Moreover, Dickinson "ranks very high among independent colleges, not just in Pennsylvania, but nationally," said Mowery, a Dickinson College graduate. He said that could help boost the law school's ranking.
Carlisle Mayor Kirk Wilson said a college-law school merger was possibly the best possible outcome.
"It is an excellent opportunity," Wilson said. "The type of commitment Bill Durden has made will cross over to the law school. I honestly feel that with Durden it can become a much better institution and be more highly recognized than under the tutelage of Penn State."
"From a community standpoint, I don't think we could have a better situation," said Carlisle Borough Council President Frank Rankin. "Dickinson College has proven over the years to be a substantial and a very important part of the community and a key partner in the community. The fact they are willing to entertain acquiring the law school just gives me positive feelings."
This would not be the first time a Penn State expansion hasn't gone according to plan.
In 1997, Penn State Milton S. Hershey Medical Center merged with Danville-based Geisinger Medical Center to become Penn State Geisinger Health System, a system that covered much of central Pennsylvania.
But within two years, officials were negotiating the division of the two entities. They finally split in the summer of 2000 in a court settlement that cost Penn State $116.5 million. Staff writers Dan Miller and Joe Elias and The Associated Press contributed to this article. JAN MURPHY: 232-0668 or jmurphy@patriot- news.com INFOBOX: PENN STATE DICKINSON SCHOOL OF LAW
* Founded: In 1834, the oldest law school in Pennsylvania and the fifth oldest in the nation.
* Enrollment: 627
* Campus: Centered around one main building, Trickett Hall, in Carlisle.

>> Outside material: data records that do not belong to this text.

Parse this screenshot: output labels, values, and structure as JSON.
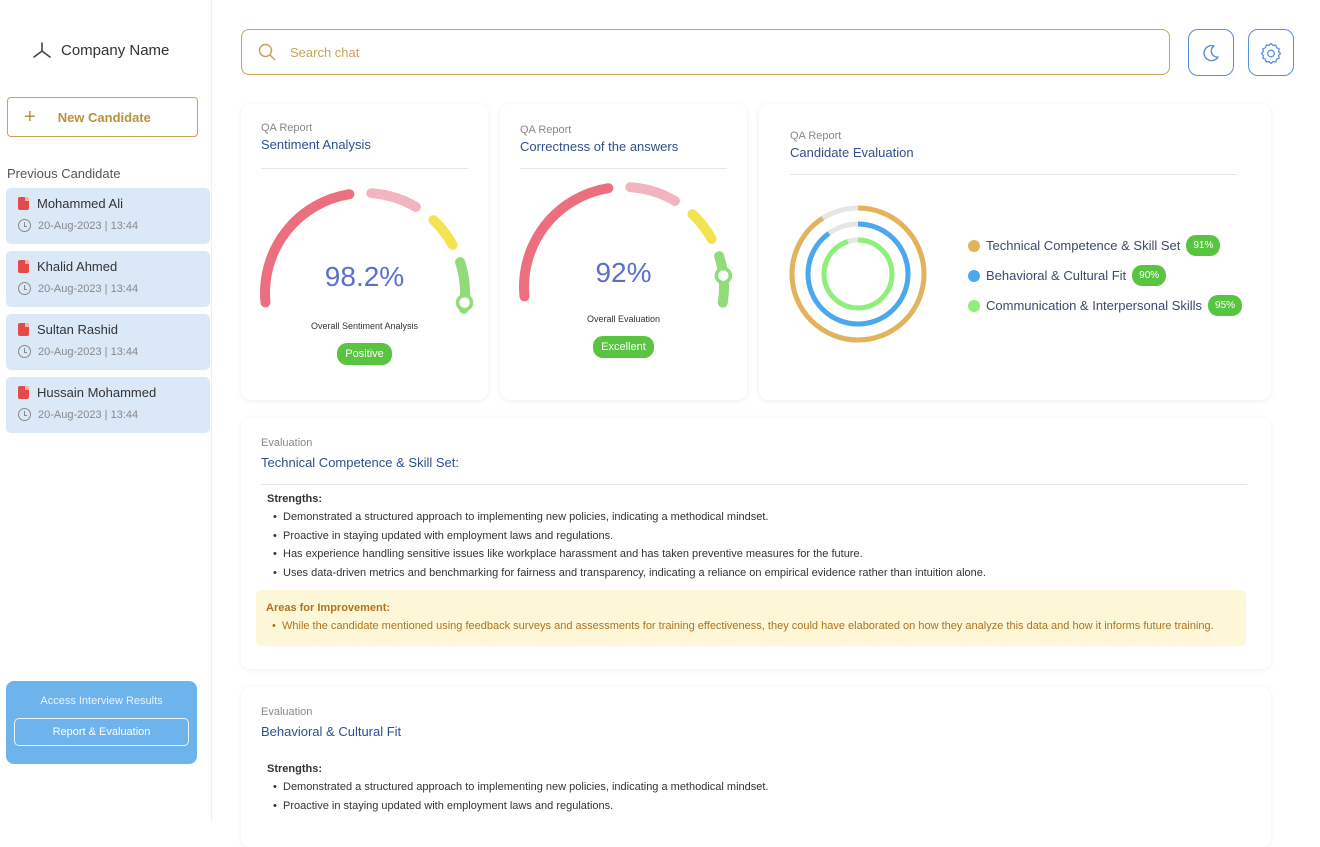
{
  "sidebar": {
    "company_name": "Company Name",
    "new_candidate_label": "New Candidate",
    "previous_title": "Previous Candidate",
    "candidates": [
      {
        "name": "Mohammed Ali",
        "date": "20-Aug-2023 | 13:44"
      },
      {
        "name": "Khalid Ahmed",
        "date": "20-Aug-2023 | 13:44"
      },
      {
        "name": "Sultan Rashid",
        "date": "20-Aug-2023 | 13:44"
      },
      {
        "name": "Hussain Mohammed",
        "date": "20-Aug-2023 | 13:44"
      }
    ],
    "access_text": "Access Interview Results",
    "report_button": "Report & Evaluation"
  },
  "header": {
    "search_placeholder": "Search chat",
    "theme_icon": "moon-icon",
    "settings_icon": "gear-icon"
  },
  "cards": {
    "sentiment": {
      "kicker": "QA Report",
      "title": "Sentiment Analysis",
      "value": "98.2%",
      "level": 0.982,
      "subtitle": "Overall Sentiment Analysis",
      "badge": "Positive"
    },
    "correctness": {
      "kicker": "QA Report",
      "title": "Correctness of the answers",
      "value": "92%",
      "level": 0.92,
      "subtitle": "Overall Evaluation",
      "badge": "Excellent"
    },
    "candidate_eval": {
      "kicker": "QA Report",
      "title": "Candidate Evaluation",
      "items": [
        {
          "label": "Technical Competence & Skill Set",
          "pct": "91%",
          "value": 91,
          "color": "#e3b35c"
        },
        {
          "label": "Behavioral & Cultural Fit",
          "pct": "90%",
          "value": 90,
          "color": "#4aa8ee"
        },
        {
          "label": "Communication & Interpersonal Skills",
          "pct": "95%",
          "value": 95,
          "color": "#8ef07a"
        }
      ]
    }
  },
  "evaluations": [
    {
      "kicker": "Evaluation",
      "title": "Technical Competence & Skill Set:",
      "strengths_title": "Strengths:",
      "strengths": [
        "Demonstrated a structured approach to implementing new policies, indicating a methodical mindset.",
        "Proactive in staying updated with employment laws and regulations.",
        "Has experience handling sensitive issues like workplace harassment and has taken preventive measures for the future.",
        "Uses data-driven metrics and benchmarking for fairness and transparency, indicating a reliance on empirical evidence rather than intuition alone."
      ],
      "improve_title": "Areas for Improvement:",
      "improvements": [
        "While the candidate mentioned using feedback surveys and assessments for training effectiveness, they could have elaborated on how they analyze this data and how it informs future training."
      ]
    },
    {
      "kicker": "Evaluation",
      "title": "Behavioral & Cultural Fit",
      "strengths_title": "Strengths:",
      "strengths": [
        "Demonstrated a structured approach to implementing new policies, indicating a methodical mindset.",
        "Proactive in staying updated with employment laws and regulations."
      ]
    }
  ],
  "colors": {
    "accent_gold": "#c9a35a",
    "accent_blue": "#5a8fd6",
    "gauge_red": "#ec6f7f",
    "gauge_pink": "#f2b5c0",
    "gauge_yellow": "#f4e350",
    "gauge_green": "#8fdc79",
    "badge_green": "#58c43f"
  }
}
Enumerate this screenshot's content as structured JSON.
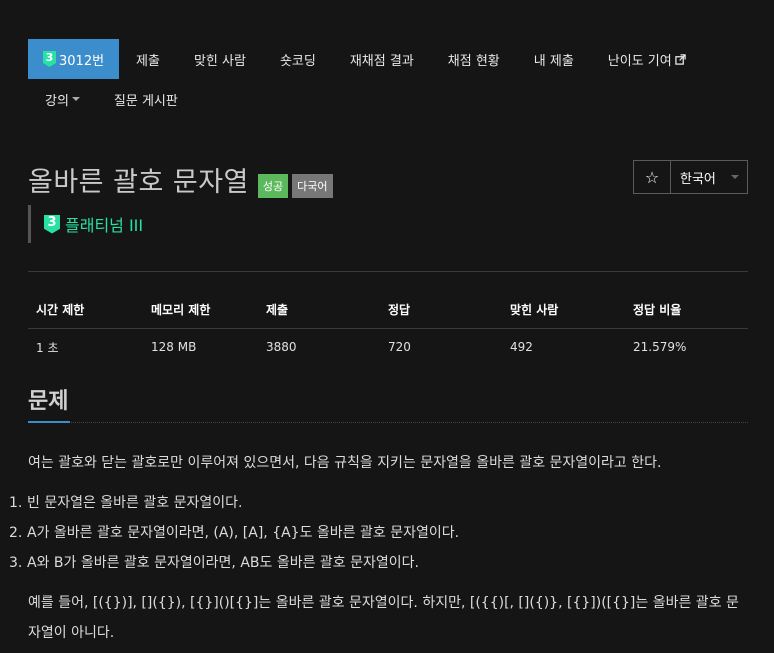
{
  "nav": {
    "tier_badge": "3",
    "problem_id": "3012번",
    "items": [
      "제출",
      "맞힌 사람",
      "숏코딩",
      "재채점 결과",
      "채점 현황",
      "내 제출",
      "난이도 기여"
    ],
    "row2": [
      "강의",
      "질문 게시판"
    ]
  },
  "header": {
    "title": "올바른 괄호 문자열",
    "label_success": "성공",
    "label_multilang": "다국어",
    "star": "☆",
    "language": "한국어"
  },
  "tier": {
    "badge": "3",
    "name": "플래티넘 III",
    "color": "#27e2a4"
  },
  "info": {
    "headers": [
      "시간 제한",
      "메모리 제한",
      "제출",
      "정답",
      "맞힌 사람",
      "정답 비율"
    ],
    "values": [
      "1 초",
      "128 MB",
      "3880",
      "720",
      "492",
      "21.579%"
    ]
  },
  "section": {
    "title": "문제",
    "intro": "여는 괄호와 닫는 괄호로만 이루어져 있으면서, 다음 규칙을 지키는 문자열을 올바른 괄호 문자열이라고 한다.",
    "rules": [
      {
        "num": "1.",
        "text": "빈 문자열은 올바른 괄호 문자열이다."
      },
      {
        "num": "2.",
        "text": "A가 올바른 괄호 문자열이라면, (A), [A], {A}도 올바른 괄호 문자열이다."
      },
      {
        "num": "3.",
        "text": "A와 B가 올바른 괄호 문자열이라면, AB도 올바른 괄호 문자열이다."
      }
    ],
    "example": "예를 들어, [({})], []({}), [{}]()[{}]는 올바른 괄호 문자열이다. 하지만, [({{)[, []({)}, [{}])([{}]는 올바른 괄호 문자열이 아니다."
  },
  "colors": {
    "accent": "#3c8dcc",
    "success": "#5cb85c",
    "background": "#151515"
  }
}
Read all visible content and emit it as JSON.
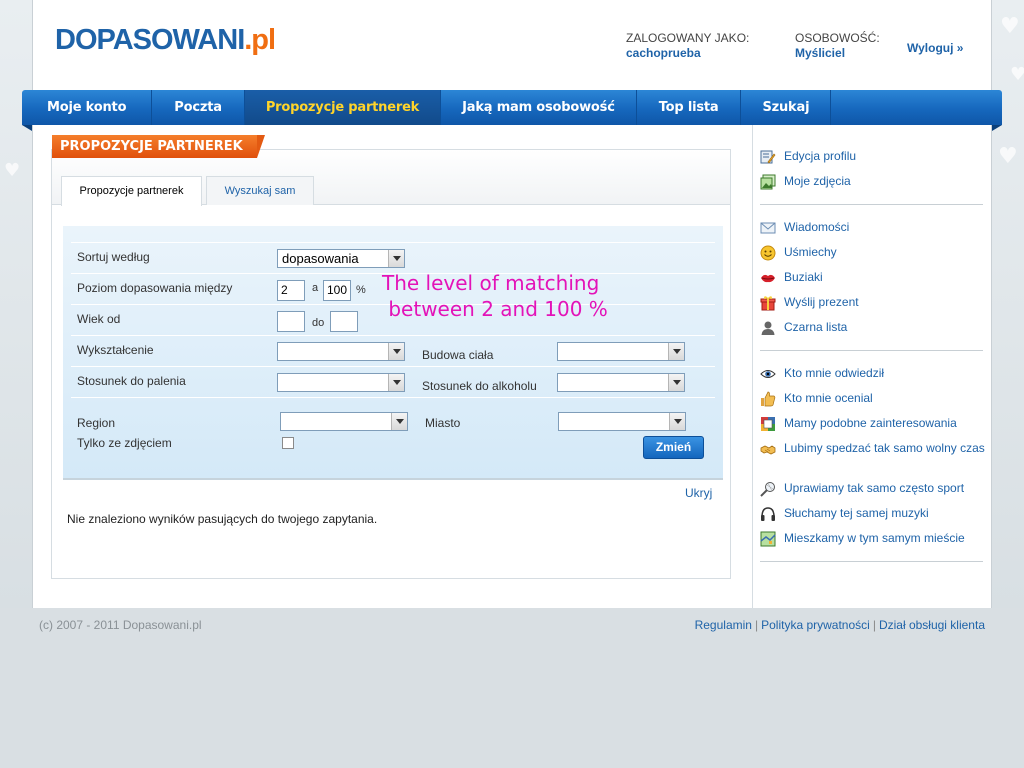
{
  "header": {
    "logo_main": "DOPASOWANI",
    "logo_ext": ".pl",
    "logged_as_label": "ZALOGOWANY JAKO:",
    "username": "cachoprueba",
    "personality_label": "OSOBOWOŚĆ:",
    "personality_value": "Myśliciel",
    "logout": "Wyloguj »"
  },
  "nav": [
    {
      "label": "Moje konto",
      "active": false
    },
    {
      "label": "Poczta",
      "active": false
    },
    {
      "label": "Propozycje partnerek",
      "active": true
    },
    {
      "label": "Jaką mam osobowość",
      "active": false
    },
    {
      "label": "Top lista",
      "active": false
    },
    {
      "label": "Szukaj",
      "active": false
    }
  ],
  "main": {
    "section_title": "PROPOZYCJE PARTNEREK",
    "tabs": [
      {
        "label": "Propozycje partnerek",
        "active": true
      },
      {
        "label": "Wyszukaj sam",
        "active": false
      }
    ],
    "form": {
      "sort_label": "Sortuj według",
      "sort_value": "dopasowania",
      "level_label": "Poziom dopasowania między",
      "level_from": "2",
      "level_and": "a",
      "level_to": "100",
      "level_unit": "%",
      "age_label": "Wiek od",
      "age_from": "",
      "age_to_label": "do",
      "age_to": "",
      "education_label": "Wykształcenie",
      "education_value": "",
      "body_label": "Budowa ciała",
      "body_value": "",
      "smoking_label": "Stosunek do palenia",
      "smoking_value": "",
      "alcohol_label": "Stosunek do alkoholu",
      "alcohol_value": "",
      "region_label": "Region",
      "region_value": "",
      "city_label": "Miasto",
      "city_value": "",
      "photo_label": "Tylko ze zdjęciem",
      "photo_checked": false,
      "submit": "Zmień"
    },
    "annotation": "The level of matching\n between 2 and 100 %",
    "hide_link": "Ukryj",
    "no_results": "Nie znaleziono wyników pasujących do twojego zapytania."
  },
  "sidebar": {
    "group1": [
      {
        "label": "Edycja profilu",
        "icon": "edit-profile-icon"
      },
      {
        "label": "Moje zdjęcia",
        "icon": "photos-icon"
      }
    ],
    "group2": [
      {
        "label": "Wiadomości",
        "icon": "envelope-icon"
      },
      {
        "label": "Uśmiechy",
        "icon": "smiley-icon"
      },
      {
        "label": "Buziaki",
        "icon": "lips-icon"
      },
      {
        "label": "Wyślij prezent",
        "icon": "gift-icon"
      },
      {
        "label": "Czarna lista",
        "icon": "user-silhouette-icon"
      }
    ],
    "group3": [
      {
        "label": "Kto mnie odwiedził",
        "icon": "eye-icon"
      },
      {
        "label": "Kto mnie ocenial",
        "icon": "thumbs-up-icon"
      },
      {
        "label": "Mamy podobne zainteresowania",
        "icon": "puzzle-icon"
      },
      {
        "label": "Lubimy spedzać tak samo wolny czas",
        "icon": "handshake-icon"
      },
      {
        "label": "Uprawiamy tak samo często sport",
        "icon": "racket-icon"
      },
      {
        "label": "Słuchamy tej samej muzyki",
        "icon": "headphones-icon"
      },
      {
        "label": "Mieszkamy w tym samym mieście",
        "icon": "map-icon"
      }
    ]
  },
  "footer": {
    "copyright": "(c) 2007 - 2011 Dopasowani.pl",
    "links": [
      "Regulamin",
      "Polityka prywatności",
      "Dział obsługi klienta"
    ],
    "separator": "|"
  },
  "colors": {
    "brand_blue": "#1f63a8",
    "brand_orange": "#f06e12",
    "nav_active_text": "#ffd42a",
    "annotation": "#e313b8"
  }
}
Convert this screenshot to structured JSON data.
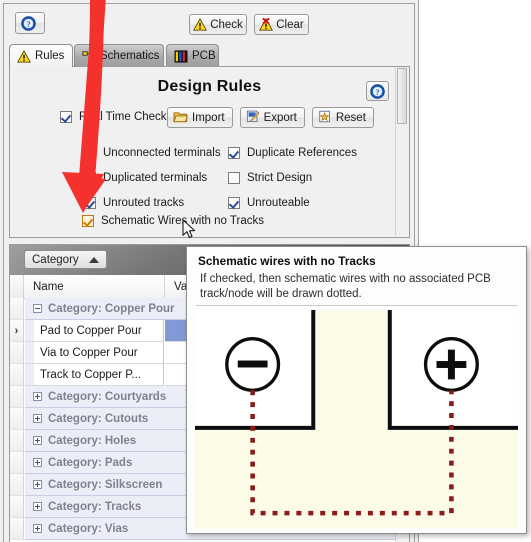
{
  "app": {
    "toolbar": {
      "help_label": "",
      "help_icon": "help-circle-icon",
      "check_label": "Check",
      "check_icon": "warning-triangle-icon",
      "clear_label": "Clear",
      "clear_icon": "warning-triangle-delete-icon"
    },
    "tabs": [
      {
        "label": "Rules",
        "icon": "warning-triangle-icon",
        "active": true
      },
      {
        "label": "Schematics",
        "icon": "schematic-symbol-icon",
        "active": false
      },
      {
        "label": "PCB",
        "icon": "pcb-board-icon",
        "active": false
      }
    ]
  },
  "rules_panel": {
    "title": "Design Rules",
    "help_icon": "help-circle-icon",
    "realtime": {
      "label": "Real Time Check",
      "checked": true
    },
    "buttons": [
      {
        "label": "Import",
        "icon": "folder-open-icon"
      },
      {
        "label": "Export",
        "icon": "export-document-icon"
      },
      {
        "label": "Reset",
        "icon": "reset-star-icon"
      }
    ],
    "checks": [
      {
        "label": "Unconnected terminals",
        "checked": true
      },
      {
        "label": "Duplicate References",
        "checked": true
      },
      {
        "label": "Duplicated terminals",
        "checked": true
      },
      {
        "label": "Strict Design",
        "checked": false
      },
      {
        "label": "Unrouted tracks",
        "checked": true
      },
      {
        "label": "Unrouteable",
        "checked": true
      }
    ],
    "highlighted_check": {
      "label": "Schematic Wires with no Tracks",
      "checked": true
    }
  },
  "grid": {
    "groupbar": {
      "chip_label": "Category",
      "sort_direction": "ascending"
    },
    "columns": [
      "Name",
      "Value"
    ],
    "rows": [
      {
        "type": "group",
        "label": "Category: Copper Pour",
        "expanded": true
      },
      {
        "type": "data",
        "name": "Pad to Copper Pour",
        "value": "",
        "selected": true,
        "indicator": "›"
      },
      {
        "type": "data",
        "name": "Via to Copper Pour",
        "value": "",
        "selected": false,
        "indicator": ""
      },
      {
        "type": "data",
        "name": "Track to Copper P...",
        "value": "",
        "selected": false,
        "indicator": ""
      },
      {
        "type": "group",
        "label": "Category: Courtyards",
        "expanded": false
      },
      {
        "type": "group",
        "label": "Category: Cutouts",
        "expanded": false
      },
      {
        "type": "group",
        "label": "Category: Holes",
        "expanded": false
      },
      {
        "type": "group",
        "label": "Category: Pads",
        "expanded": false
      },
      {
        "type": "group",
        "label": "Category: Silkscreen",
        "expanded": false
      },
      {
        "type": "group",
        "label": "Category: Tracks",
        "expanded": false
      },
      {
        "type": "group",
        "label": "Category: Vias",
        "expanded": false
      }
    ]
  },
  "tooltip": {
    "title": "Schematic wires with no Tracks",
    "body": "If checked, then schematic wires with no associated PCB track/node will be drawn dotted.",
    "figure": {
      "left_symbol": "minus-in-circle",
      "right_symbol": "plus-in-circle",
      "dotted_wire_color": "#8b1a1a",
      "background_color": "#fbfbe8"
    }
  },
  "annotation": {
    "arrow_color": "#f4312d",
    "arrow_target": "Schematic Wires with no Tracks checkbox"
  },
  "cursor": {
    "icon": "mouse-pointer-icon"
  }
}
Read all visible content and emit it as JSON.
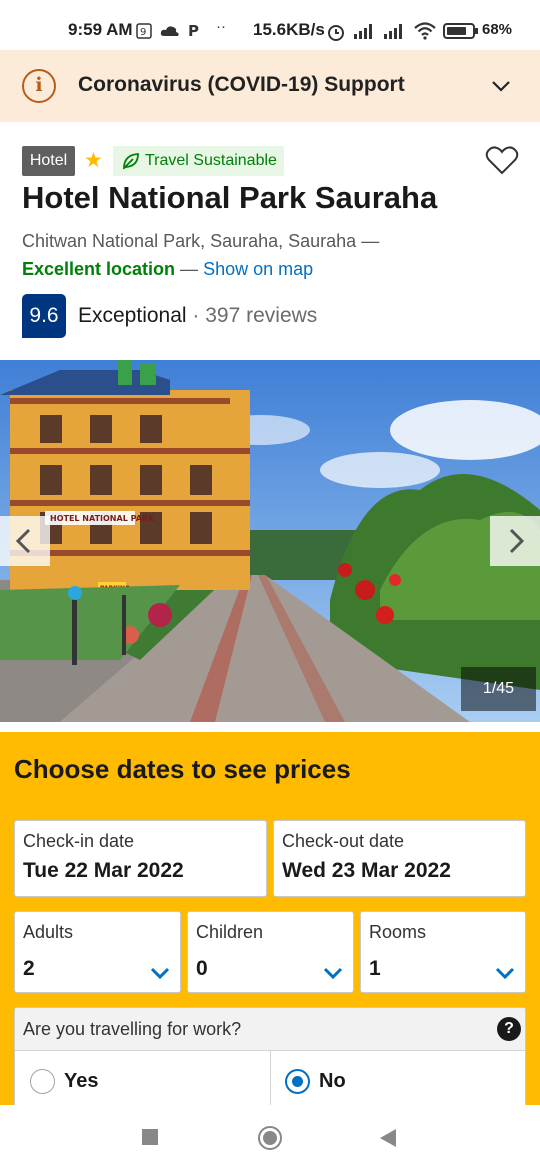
{
  "status_bar": {
    "time": "9:59 AM",
    "net_speed": "15.6KB/s",
    "battery": "68%"
  },
  "covid_banner": {
    "title": "Coronavirus (COVID-19) Support",
    "icon": "info-icon"
  },
  "hotel": {
    "type_badge": "Hotel",
    "stars": 1,
    "sustainable_label": "Travel Sustainable",
    "name": "Hotel National Park Sauraha",
    "address": "Chitwan National Park, Sauraha, Sauraha —",
    "location_rating": "Excellent location",
    "location_sep": " — ",
    "show_on_map": "Show on map",
    "score": "9.6",
    "score_word": "Exceptional",
    "score_sep": " · ",
    "reviews": "397 reviews"
  },
  "gallery": {
    "counter": "1/45",
    "sign_text": "HOTEL NATIONAL PARK",
    "parking_text": "PARKING"
  },
  "booking": {
    "heading": "Choose dates to see prices",
    "checkin_label": "Check-in date",
    "checkin_value": "Tue 22 Mar 2022",
    "checkout_label": "Check-out date",
    "checkout_value": "Wed 23 Mar 2022",
    "adults_label": "Adults",
    "adults_value": "2",
    "children_label": "Children",
    "children_value": "0",
    "rooms_label": "Rooms",
    "rooms_value": "1",
    "work_question": "Are you travelling for work?",
    "help_glyph": "?",
    "yes_label": "Yes",
    "no_label": "No",
    "selected": "No"
  },
  "colors": {
    "brand_blue": "#003580",
    "link_blue": "#0071c2",
    "accent_yellow": "#febb02",
    "good_green": "#008009",
    "banner_bg": "#fcebd9"
  }
}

* Graduates include: U.S. Homeland Security Secretary Tom Ridge, U.S. Sen. Rick Santorum and Sylvia H. Rambo, the first woman to serve as chief judge of U.S. Middle District Court. DICKINSON COLLEGE
* Chartered: In 1783, the first college chartered in the newly recognized United States of America.
* Enrollment: 2,224 full-time students.
* Campus: 115 acres in Carlisle.
* Budget: $91 million. The value of the endowment was $154 million. TIMELINE
* The Dickinson School of Law became fully independent from Dickinson College in 1914. It be came affiliated with Penn State University in 1997 and merged with Penn State three years later.
* Penn State last year proposed the establishment of a second campus of the law school on the State College campus of Penn State in an effort to give students more curriculum opportunities and boost Dickinson's admissions and national ranking.
* Dickinson's board of governors last month voted to defer Penn State's proposal to build the State College campus. The 170-year- old school was instead to embark on a $50 million campus upgrade centered around Trickett Hall.
* Yesterday, Penn State and Dickinson College officials announced they are exploring whether to turn the law school over to Dickinson College.